Below is a set of records. Repeat all of them exactly.

━━━━━ Data for this task ━━━━━

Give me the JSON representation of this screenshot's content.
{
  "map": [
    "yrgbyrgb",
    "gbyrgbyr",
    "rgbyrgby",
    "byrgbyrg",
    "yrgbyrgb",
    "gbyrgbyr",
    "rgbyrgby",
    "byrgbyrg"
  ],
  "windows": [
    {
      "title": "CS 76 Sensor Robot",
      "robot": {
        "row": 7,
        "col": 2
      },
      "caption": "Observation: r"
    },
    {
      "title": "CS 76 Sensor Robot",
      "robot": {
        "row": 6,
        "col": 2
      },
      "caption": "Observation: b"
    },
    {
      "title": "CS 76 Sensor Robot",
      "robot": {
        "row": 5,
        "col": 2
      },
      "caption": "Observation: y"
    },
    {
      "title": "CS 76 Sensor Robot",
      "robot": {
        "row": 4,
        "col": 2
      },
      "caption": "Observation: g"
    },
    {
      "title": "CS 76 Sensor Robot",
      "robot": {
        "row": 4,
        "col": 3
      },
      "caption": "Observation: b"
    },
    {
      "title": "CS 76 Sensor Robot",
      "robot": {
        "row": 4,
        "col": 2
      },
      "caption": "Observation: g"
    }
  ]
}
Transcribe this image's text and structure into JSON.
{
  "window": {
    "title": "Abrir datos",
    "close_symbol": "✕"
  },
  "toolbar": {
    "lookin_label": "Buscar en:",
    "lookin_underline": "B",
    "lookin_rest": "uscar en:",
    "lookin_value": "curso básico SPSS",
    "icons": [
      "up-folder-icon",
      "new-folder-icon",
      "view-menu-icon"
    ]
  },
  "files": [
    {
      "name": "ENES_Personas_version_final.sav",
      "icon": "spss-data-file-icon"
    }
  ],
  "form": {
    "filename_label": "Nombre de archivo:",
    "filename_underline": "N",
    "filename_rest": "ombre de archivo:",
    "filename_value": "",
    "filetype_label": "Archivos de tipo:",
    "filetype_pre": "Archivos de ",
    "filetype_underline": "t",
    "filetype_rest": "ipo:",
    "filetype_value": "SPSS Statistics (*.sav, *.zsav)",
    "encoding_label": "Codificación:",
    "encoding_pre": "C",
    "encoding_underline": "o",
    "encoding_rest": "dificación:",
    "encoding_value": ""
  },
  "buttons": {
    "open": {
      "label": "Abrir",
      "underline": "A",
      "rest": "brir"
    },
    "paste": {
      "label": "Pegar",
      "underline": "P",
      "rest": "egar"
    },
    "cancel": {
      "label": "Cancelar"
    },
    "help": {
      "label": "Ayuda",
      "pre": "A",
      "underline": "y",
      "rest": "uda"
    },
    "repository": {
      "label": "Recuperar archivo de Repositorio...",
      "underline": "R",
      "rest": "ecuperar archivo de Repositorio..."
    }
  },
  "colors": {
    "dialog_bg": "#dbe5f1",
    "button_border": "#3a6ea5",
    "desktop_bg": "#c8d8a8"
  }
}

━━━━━

Exercise result:
Give me the JSON representation of this screenshot's content.
{
  "map": [
    "yrgbyrgb",
    "gbyrgbyr",
    "rgbyrgby",
    "byrgbyrg",
    "yrgbyrgb",
    "gbyrgbyr",
    "rgbyrgby",
    "byrgbyrg"
  ],
  "windows": [
    {
      "title": "CS 76 Sensor Robot",
      "robot": {
        "row": 7,
        "col": 2
      },
      "caption": "Observation: r"
    },
    {
      "title": "CS 76 Sensor Robot",
      "robot": {
        "row": 6,
        "col": 2
      },
      "caption": "Observation: b"
    },
    {
      "title": "CS 76 Sensor Robot",
      "robot": {
        "row": 5,
        "col": 2
      },
      "caption": "Observation: y"
    },
    {
      "title": "CS 76 Sensor Robot",
      "robot": {
        "row": 4,
        "col": 2
      },
      "caption": "Observation: g"
    },
    {
      "title": "CS 76 Sensor Robot",
      "robot": {
        "row": 4,
        "col": 3
      },
      "caption": "Observation: b"
    },
    {
      "title": "CS 76 Sensor Robot",
      "robot": {
        "row": 4,
        "col": 2
      },
      "caption": "Observation: g"
    }
  ]
}
Transcribe this image's text and structure into JSON.
{
  "window": {
    "title": "Abrir datos",
    "close_symbol": "✕"
  },
  "toolbar": {
    "lookin_label": "Buscar en:",
    "lookin_underline": "B",
    "lookin_rest": "uscar en:",
    "lookin_value": "curso básico SPSS",
    "icons": [
      "up-folder-icon",
      "new-folder-icon",
      "view-menu-icon"
    ]
  },
  "files": [
    {
      "name": "ENES_Personas_version_final.sav",
      "icon": "spss-data-file-icon"
    }
  ],
  "form": {
    "filename_label": "Nombre de archivo:",
    "filename_underline": "N",
    "filename_rest": "ombre de archivo:",
    "filename_value": "",
    "filetype_label": "Archivos de tipo:",
    "filetype_pre": "Archivos de ",
    "filetype_underline": "t",
    "filetype_rest": "ipo:",
    "filetype_value": "SPSS Statistics (*.sav, *.zsav)",
    "encoding_label": "Codificación:",
    "encoding_pre": "C",
    "encoding_underline": "o",
    "encoding_rest": "dificación:",
    "encoding_value": ""
  },
  "buttons": {
    "open": {
      "label": "Abrir",
      "underline": "A",
      "rest": "brir"
    },
    "paste": {
      "label": "Pegar",
      "underline": "P",
      "rest": "egar"
    },
    "cancel": {
      "label": "Cancelar"
    },
    "help": {
      "label": "Ayuda",
      "pre": "A",
      "underline": "y",
      "rest": "uda"
    },
    "repository": {
      "label": "Recuperar archivo de Repositorio...",
      "underline": "R",
      "rest": "ecuperar archivo de Repositorio..."
    }
  },
  "colors": {
    "dialog_bg": "#dbe5f1",
    "button_border": "#3a6ea5",
    "desktop_bg": "#c8d8a8"
  }
}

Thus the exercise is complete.